WiC: In your recent survey, female respondents showed a lack of interest in startups. Why do you think that is?
AP: I don't think there's an aversion to startups. What I have seen both in the data and within the community is women will sometimes gravitate towards the more stable, larger organizations and maybe that's because they are able to provide some of the value they need. It's also the stigma and death by a thousand cuts happens at a slightly more rapid pace there on really small teams where you don't have an HR organization yet, and you're less likely to have the strong support a big organization can give you. There's a huge opportunity, and we want to see more women going into startups and founding them. That's a lot of the spirit of the tech industry.

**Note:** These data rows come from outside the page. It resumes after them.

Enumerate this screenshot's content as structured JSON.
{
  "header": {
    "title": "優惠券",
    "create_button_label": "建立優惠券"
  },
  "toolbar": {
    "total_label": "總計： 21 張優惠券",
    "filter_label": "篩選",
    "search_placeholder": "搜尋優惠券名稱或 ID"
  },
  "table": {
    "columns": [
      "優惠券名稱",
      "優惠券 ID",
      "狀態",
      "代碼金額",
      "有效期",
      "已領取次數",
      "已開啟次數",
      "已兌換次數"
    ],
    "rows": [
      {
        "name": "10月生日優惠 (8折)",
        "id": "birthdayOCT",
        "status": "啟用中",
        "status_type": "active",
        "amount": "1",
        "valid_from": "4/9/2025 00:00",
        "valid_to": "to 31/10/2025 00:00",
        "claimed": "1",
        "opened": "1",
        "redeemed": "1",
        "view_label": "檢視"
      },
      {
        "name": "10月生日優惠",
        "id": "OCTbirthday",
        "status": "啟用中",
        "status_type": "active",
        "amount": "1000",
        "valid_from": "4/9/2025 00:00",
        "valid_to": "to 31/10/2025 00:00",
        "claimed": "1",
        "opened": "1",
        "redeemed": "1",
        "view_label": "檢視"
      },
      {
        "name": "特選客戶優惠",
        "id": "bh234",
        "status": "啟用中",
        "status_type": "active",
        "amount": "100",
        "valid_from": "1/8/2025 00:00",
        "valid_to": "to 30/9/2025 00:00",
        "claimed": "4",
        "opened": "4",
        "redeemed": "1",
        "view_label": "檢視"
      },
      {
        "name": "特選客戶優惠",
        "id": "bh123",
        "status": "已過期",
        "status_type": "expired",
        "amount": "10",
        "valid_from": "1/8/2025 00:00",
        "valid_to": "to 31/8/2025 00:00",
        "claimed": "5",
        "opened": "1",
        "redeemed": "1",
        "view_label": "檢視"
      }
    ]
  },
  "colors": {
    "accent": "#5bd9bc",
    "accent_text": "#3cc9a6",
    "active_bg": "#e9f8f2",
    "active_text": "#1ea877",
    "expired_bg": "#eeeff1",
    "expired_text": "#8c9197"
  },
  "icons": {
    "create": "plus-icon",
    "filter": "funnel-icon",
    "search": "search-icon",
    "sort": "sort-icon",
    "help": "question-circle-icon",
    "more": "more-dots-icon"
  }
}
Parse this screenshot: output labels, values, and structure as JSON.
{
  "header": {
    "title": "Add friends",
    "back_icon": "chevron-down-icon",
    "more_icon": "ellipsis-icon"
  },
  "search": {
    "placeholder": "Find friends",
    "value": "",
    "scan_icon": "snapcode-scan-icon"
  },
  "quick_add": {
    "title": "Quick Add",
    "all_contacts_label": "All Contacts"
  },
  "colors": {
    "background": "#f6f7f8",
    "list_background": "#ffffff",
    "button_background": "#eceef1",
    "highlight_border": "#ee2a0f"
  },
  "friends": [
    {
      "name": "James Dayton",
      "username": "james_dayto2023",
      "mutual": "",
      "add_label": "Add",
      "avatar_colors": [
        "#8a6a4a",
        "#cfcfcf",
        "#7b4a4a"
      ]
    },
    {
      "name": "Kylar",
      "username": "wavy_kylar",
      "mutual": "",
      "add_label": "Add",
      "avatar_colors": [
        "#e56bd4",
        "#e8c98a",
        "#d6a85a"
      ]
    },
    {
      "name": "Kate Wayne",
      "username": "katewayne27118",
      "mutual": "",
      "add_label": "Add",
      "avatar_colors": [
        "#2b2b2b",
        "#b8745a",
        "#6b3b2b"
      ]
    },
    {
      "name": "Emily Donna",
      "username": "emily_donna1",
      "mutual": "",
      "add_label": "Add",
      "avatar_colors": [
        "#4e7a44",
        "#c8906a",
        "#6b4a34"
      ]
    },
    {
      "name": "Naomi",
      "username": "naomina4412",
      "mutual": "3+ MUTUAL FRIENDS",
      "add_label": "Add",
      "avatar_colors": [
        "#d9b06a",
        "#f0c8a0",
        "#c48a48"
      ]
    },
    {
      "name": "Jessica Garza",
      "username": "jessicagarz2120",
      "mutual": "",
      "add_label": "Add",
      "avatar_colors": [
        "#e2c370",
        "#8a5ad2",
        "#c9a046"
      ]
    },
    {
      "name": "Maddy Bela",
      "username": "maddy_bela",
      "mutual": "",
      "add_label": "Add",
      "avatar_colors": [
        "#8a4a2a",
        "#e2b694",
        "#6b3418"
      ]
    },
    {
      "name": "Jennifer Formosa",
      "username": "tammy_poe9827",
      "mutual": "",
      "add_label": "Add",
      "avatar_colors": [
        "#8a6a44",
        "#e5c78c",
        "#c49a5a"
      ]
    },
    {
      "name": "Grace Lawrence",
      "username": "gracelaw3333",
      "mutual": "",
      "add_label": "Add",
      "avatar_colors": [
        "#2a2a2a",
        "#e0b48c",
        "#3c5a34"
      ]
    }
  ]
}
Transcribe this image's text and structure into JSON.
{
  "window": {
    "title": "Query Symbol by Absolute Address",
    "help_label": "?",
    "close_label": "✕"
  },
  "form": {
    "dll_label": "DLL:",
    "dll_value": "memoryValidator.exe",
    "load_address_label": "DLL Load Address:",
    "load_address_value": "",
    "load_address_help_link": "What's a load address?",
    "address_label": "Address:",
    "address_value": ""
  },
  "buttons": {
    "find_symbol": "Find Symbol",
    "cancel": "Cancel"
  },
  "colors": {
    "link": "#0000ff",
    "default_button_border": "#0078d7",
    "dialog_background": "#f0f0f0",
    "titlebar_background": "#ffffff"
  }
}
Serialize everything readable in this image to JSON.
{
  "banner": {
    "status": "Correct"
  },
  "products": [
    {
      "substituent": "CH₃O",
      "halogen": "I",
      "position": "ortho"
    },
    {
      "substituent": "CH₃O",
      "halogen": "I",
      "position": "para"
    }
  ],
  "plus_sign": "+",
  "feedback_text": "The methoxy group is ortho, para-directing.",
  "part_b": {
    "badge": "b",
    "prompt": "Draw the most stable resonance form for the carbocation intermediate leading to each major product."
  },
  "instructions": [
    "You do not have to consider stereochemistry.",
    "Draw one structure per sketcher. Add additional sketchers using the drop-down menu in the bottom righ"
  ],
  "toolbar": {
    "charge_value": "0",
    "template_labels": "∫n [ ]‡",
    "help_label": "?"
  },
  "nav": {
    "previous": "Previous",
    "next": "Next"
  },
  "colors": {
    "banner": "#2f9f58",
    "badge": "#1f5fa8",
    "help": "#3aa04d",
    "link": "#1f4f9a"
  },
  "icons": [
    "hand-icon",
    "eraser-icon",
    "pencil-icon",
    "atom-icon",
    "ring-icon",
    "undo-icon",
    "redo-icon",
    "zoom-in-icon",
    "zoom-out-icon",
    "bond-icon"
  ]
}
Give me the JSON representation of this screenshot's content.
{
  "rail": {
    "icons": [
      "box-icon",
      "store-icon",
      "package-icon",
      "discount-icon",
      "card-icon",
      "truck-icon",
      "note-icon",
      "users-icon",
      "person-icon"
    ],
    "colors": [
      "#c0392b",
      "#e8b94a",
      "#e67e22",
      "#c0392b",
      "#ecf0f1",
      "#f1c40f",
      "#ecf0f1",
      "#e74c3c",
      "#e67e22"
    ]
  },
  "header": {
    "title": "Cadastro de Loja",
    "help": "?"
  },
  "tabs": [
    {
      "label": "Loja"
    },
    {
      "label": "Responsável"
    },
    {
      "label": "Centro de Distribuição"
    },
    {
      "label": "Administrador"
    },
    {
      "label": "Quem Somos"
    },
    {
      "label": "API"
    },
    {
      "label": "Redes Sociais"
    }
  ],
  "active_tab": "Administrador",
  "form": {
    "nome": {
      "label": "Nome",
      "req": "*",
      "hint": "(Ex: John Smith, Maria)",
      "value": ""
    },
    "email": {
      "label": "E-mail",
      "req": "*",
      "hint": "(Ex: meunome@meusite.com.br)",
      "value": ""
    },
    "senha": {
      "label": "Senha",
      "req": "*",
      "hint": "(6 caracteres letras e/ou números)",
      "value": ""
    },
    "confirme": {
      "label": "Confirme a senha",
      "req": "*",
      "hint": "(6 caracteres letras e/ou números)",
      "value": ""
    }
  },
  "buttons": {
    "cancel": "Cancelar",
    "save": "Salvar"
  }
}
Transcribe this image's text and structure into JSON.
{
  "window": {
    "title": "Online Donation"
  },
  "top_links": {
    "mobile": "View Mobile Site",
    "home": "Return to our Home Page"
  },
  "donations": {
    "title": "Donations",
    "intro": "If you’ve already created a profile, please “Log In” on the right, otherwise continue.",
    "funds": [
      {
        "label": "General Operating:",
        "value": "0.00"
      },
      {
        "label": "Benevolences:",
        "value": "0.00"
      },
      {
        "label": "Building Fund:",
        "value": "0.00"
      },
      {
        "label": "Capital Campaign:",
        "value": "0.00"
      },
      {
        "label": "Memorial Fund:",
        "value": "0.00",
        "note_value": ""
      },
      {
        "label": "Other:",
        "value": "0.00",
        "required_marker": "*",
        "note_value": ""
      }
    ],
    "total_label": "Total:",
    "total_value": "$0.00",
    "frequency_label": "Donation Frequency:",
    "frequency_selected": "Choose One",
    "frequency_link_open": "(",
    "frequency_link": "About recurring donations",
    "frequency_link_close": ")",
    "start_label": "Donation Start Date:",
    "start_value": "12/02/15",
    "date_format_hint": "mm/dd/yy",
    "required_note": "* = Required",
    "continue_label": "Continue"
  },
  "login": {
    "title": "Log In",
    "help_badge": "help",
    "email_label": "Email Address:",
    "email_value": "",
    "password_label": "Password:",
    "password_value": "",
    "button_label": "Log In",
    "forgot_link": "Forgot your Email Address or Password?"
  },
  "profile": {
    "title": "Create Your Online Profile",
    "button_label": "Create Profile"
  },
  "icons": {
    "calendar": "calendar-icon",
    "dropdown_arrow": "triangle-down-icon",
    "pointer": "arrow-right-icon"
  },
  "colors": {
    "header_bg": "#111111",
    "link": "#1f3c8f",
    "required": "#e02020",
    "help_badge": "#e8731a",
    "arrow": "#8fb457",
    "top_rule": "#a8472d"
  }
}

WiC: What is your biggest piece of personal advice for women in the industry?
AP: Come to Women Who Code events, subscribe to Code Review to get access to conferences and things like that and find a community that's supportive of you. The less self-serving side but general advice is figure out a goal for your next step and a more future goal. It's okay if you change your mind, but start taking the steps to be that today. If you're going to be a leader in ten years, it doesn't mean you can't start doing the things a leader will do today.
WiC: What else can the industry do to make it a better place for women in the coming years?
AP: I think the important thing is painting what a wonderful industry it is, because in the media, they often have to go for the most clicks, so they go for a very dramatic, negative headline. I think really telling the great stories here and showing what a wonderful industry this is to work in is very important. It's certainly something we're dedicated to. Yes, it can get better, but we know it's a wonderful industry for women to be in. As more women are in it and succeeding in it and leading it, it'll only be better. That's certainly the direction we are going.
— Sarah Thomas, , Director, Women in Comms